It seemed a little too neutral once I’d finished putting it all together, so I added the embroidered patch to break up the expanse a little.
You probably can’t make it out, but the bicycle wheel has a valve stem (!) at about 11 o’clock. The patch came from a great little company called Demeritwear, which has a an amusing collection of patches — de-merits, I guess, to keep the scouting organizations from getting all huffy.
For this version of the S bag flap, I used a much heftier vinyl between ripstop layers than the one I used in the prototype. The vinyl was too heavy to pin, so I used office supply clips to hold the layers together, removing them one by one as I stitched.

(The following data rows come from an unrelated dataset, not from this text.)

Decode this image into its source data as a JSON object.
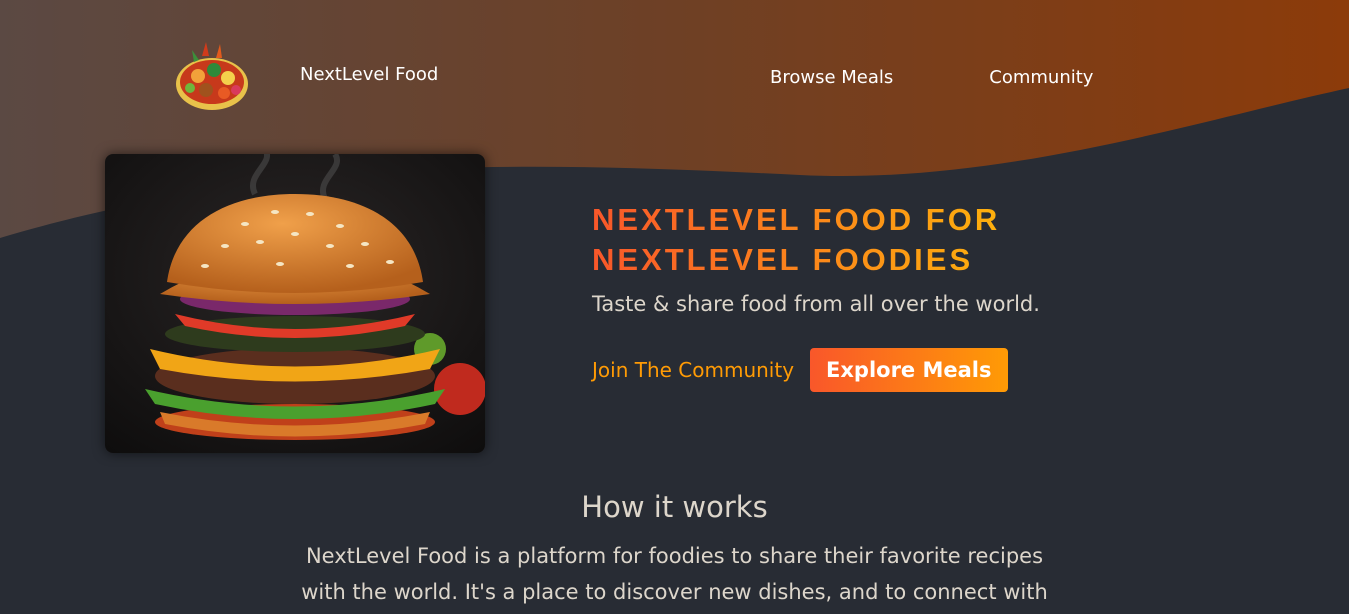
{
  "header": {
    "brand_name": "NextLevel Food",
    "logo_icon": "food-platter-icon",
    "nav": [
      {
        "label": "Browse Meals"
      },
      {
        "label": "Community"
      }
    ]
  },
  "hero": {
    "image_icon": "burger-photo",
    "title": "NEXTLEVEL FOOD FOR NEXTLEVEL FOODIES",
    "subtitle": "Taste & share food from all over the world.",
    "join_link": "Join The Community",
    "explore_button": "Explore Meals"
  },
  "how_it_works": {
    "title": "How it works",
    "text": "NextLevel Food is a platform for foodies to share their favorite recipes with the world. It's a place to discover new dishes, and to connect with"
  },
  "colors": {
    "background": "#282c34",
    "header_gradient_start": "#5a4a42",
    "header_gradient_end": "#8c3c08",
    "accent_orange": "#f9572a",
    "accent_yellow": "#ff9b05",
    "text": "#ddd6cb"
  }
}
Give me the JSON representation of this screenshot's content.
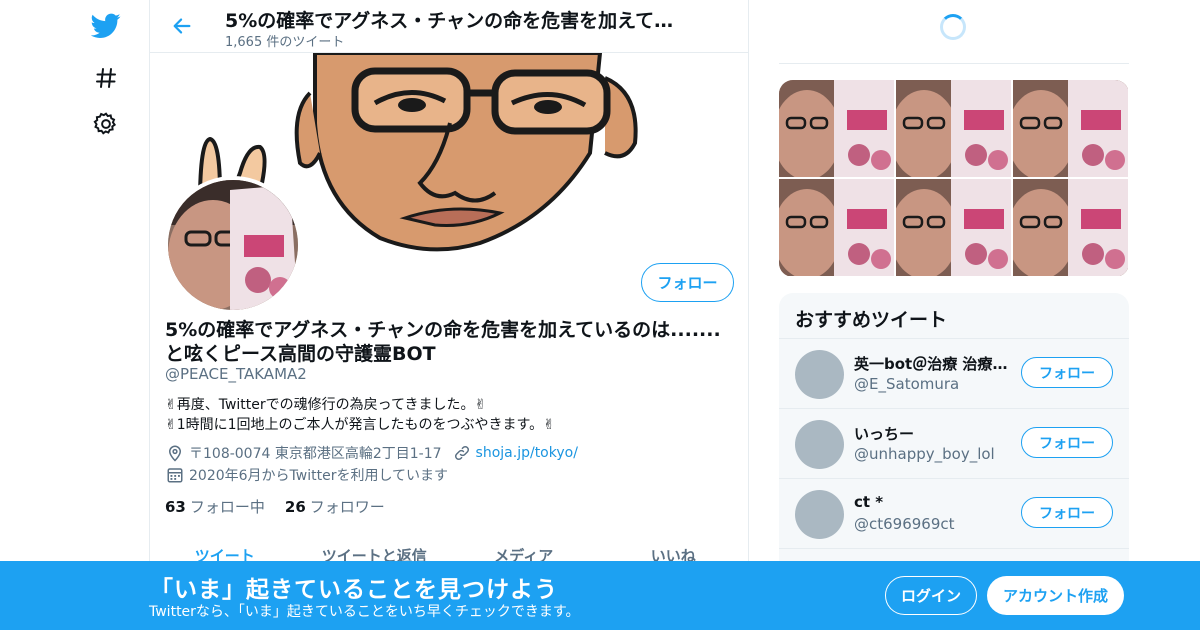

I zigzag around these edges (everything except the outer fabric) before adding the hook-and-loop tapes and the buckles, since I don’t want the stitching to show on the front. Here’s how the inside of the flap looked just before I attached the front material and finish everything with the binding:
Normally, I’d melt the edges of the ripstop used for the lining and interlining, but, since the raw edges are completely encased, I didn’t bother.
A couple of years ago, I bought some shower curtains that used nylon buckles as a design element. No curtain rings were necessary; the fabric was held across the rod by the buckles and webbing. I cannibalized the buckles, creating a lifetime supply for my stash, and used the short webbing strips to on this S bag flap — so I didn’t have to melt the ends of the webbing either.